child who returns from school to an empty home because their parent or parents are away at work, or a child who is often left at home with little parental supervision.
are left unsupervised after school and are at a higher risk for accidents, isolated and alone
theorist that developed a series of stages in which an individual passes during cognitive development.
Growth occurs in stages - sensory motor (0-2), pre-operational, experiential (2-7), concrete operational (7-11) formal operational (11+) formal and abstract operations
theorist who claimed individuals went through a series of stages in the process of moral development.
Development; Concepts: stages of moral development; Study Basics: Studied boys responses to and processes of reasoning in making moral decisions. Most famous moral dilemma is "Heinz" who has an ill wife and cannot afford the medication. Should he steal the medication and why?
Developing children progress through a predictable sequence of stages of moral reasoning (preconventional, conventional, postconventional).
Proposed that individuals go through 8 distinct, universal stages of development.

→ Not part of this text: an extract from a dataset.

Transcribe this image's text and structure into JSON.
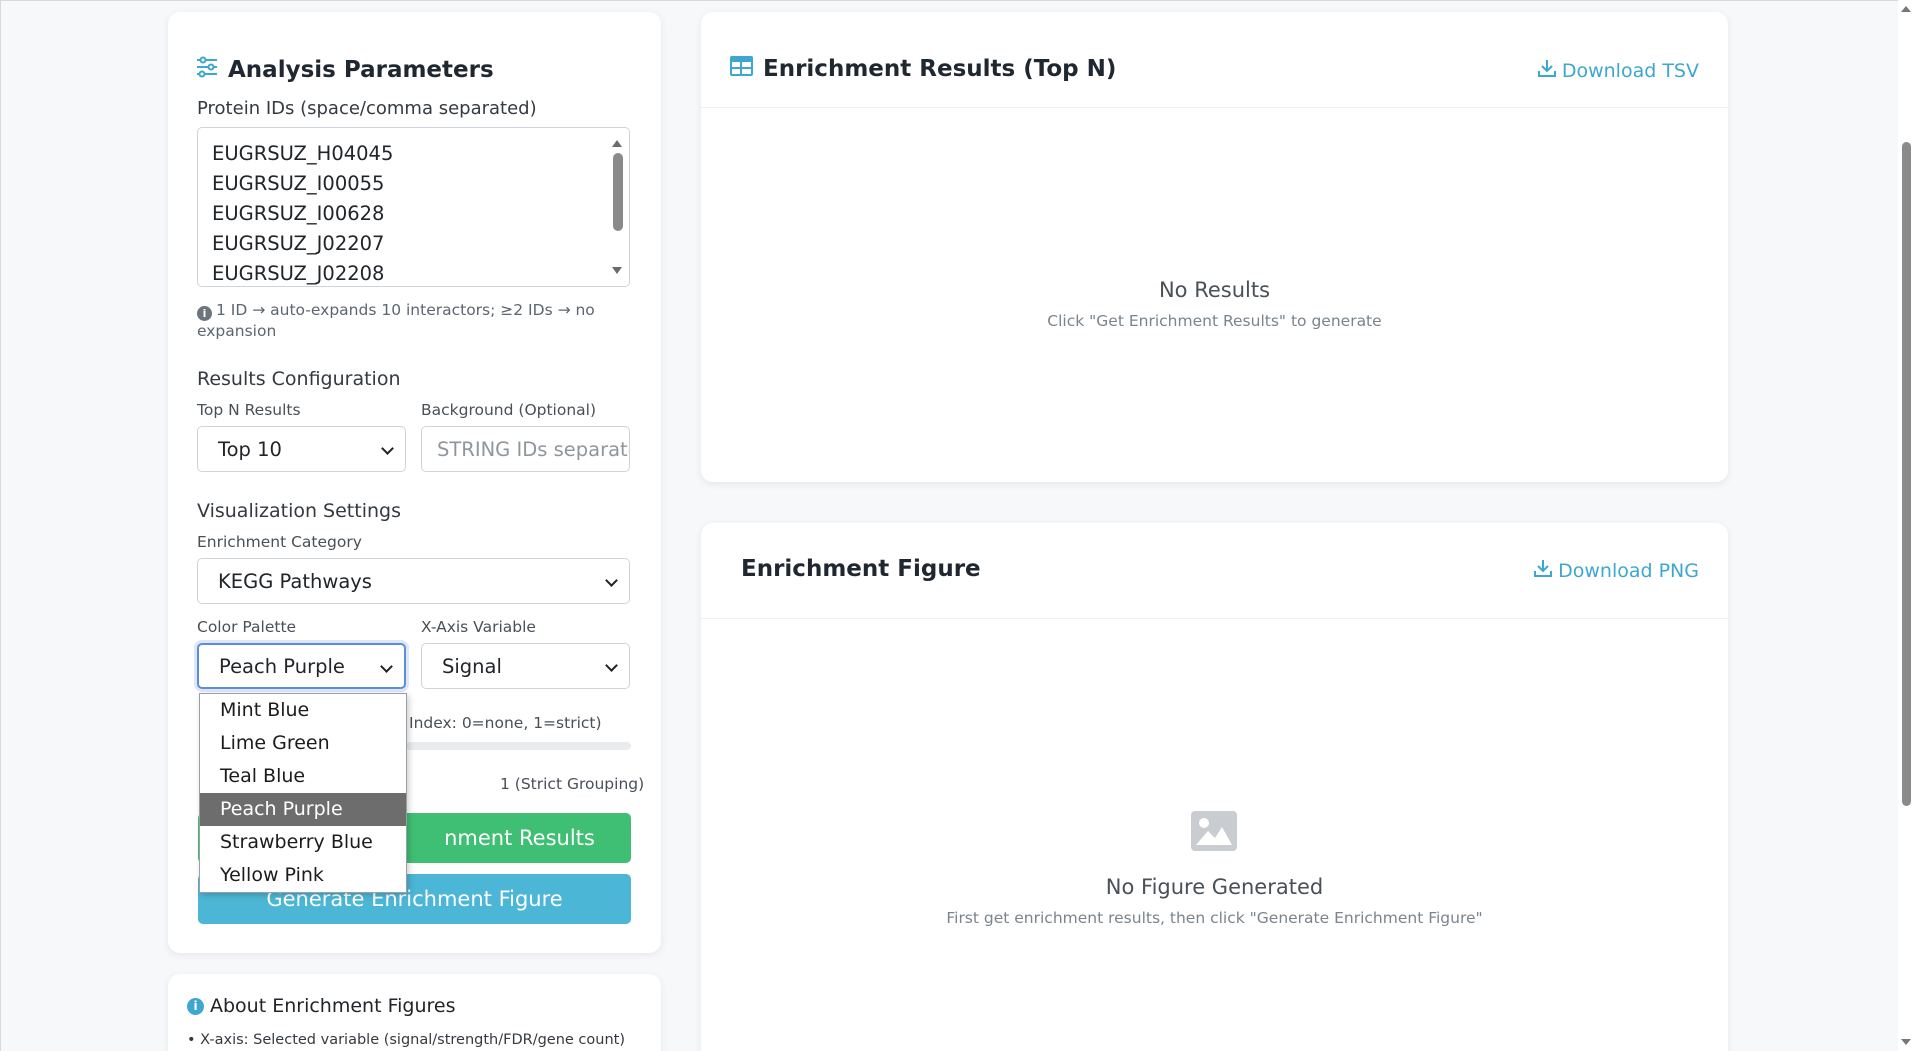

Each stage consists of a developmental task that confronts individuals with a crisis.
Infant; 0-2 years: Trust Vs. mistrust 2. Toddler; 2-3 years: Autonomy Vs shame and doubt 3. Preschool; 3-5 years: Initiative Vs guilt 4. School age; 6-12 years: Industry Vs inferiority 5. Adolescent; 12-18 years: Identity Vs identity (or role) confusion 6. Young adult: 18-25 years: Intimacy Vs isolation 7. Middle adult: 25-45 years: Generativity Vs stagnation 8. Older adult: 45-death: Ego integrity Vs despair
Social Learning Theory
Observational learning; Bobo dolls; social-cognitive theory
Social Learning Theory - emphasizes modeling or observational learning as a powerful source of development and behavior modification
the feelings of sadness or loneliness that accompany children's leaving home and entering adulthood
People tend to put off dying when there is an event to look forward to, such as holidays
spirit affects life expectancy; depression causes poor health and early death; ex: more people die 2 days after Christmas than before
Impairment of mental functioning and global cognitive abilities in otherwise alert individuals, causing memory loss and related symptoms and typically having a progressive nature
chronic, progressive, degenerative cognitivedisorder that accounts for more than 60% of all dementias
an irreversible, progressive brain disorder, characterized by the deterioration of memory, language, and eventually, physical functioning
stages vs. continuity
Debate over development occurring in set time periods verses continual or individual changes and development
YOU MIGHT ALSO LIKE...
AP Psychology - Development Psychology
Psych: Chapter 5 Notecards
Ogozalek Chapter 5 Lifespan Development
AP Psych: Unit 9 Vocab
OTHER SETS BY THIS CREATOR
Mental Health and the History of Psychology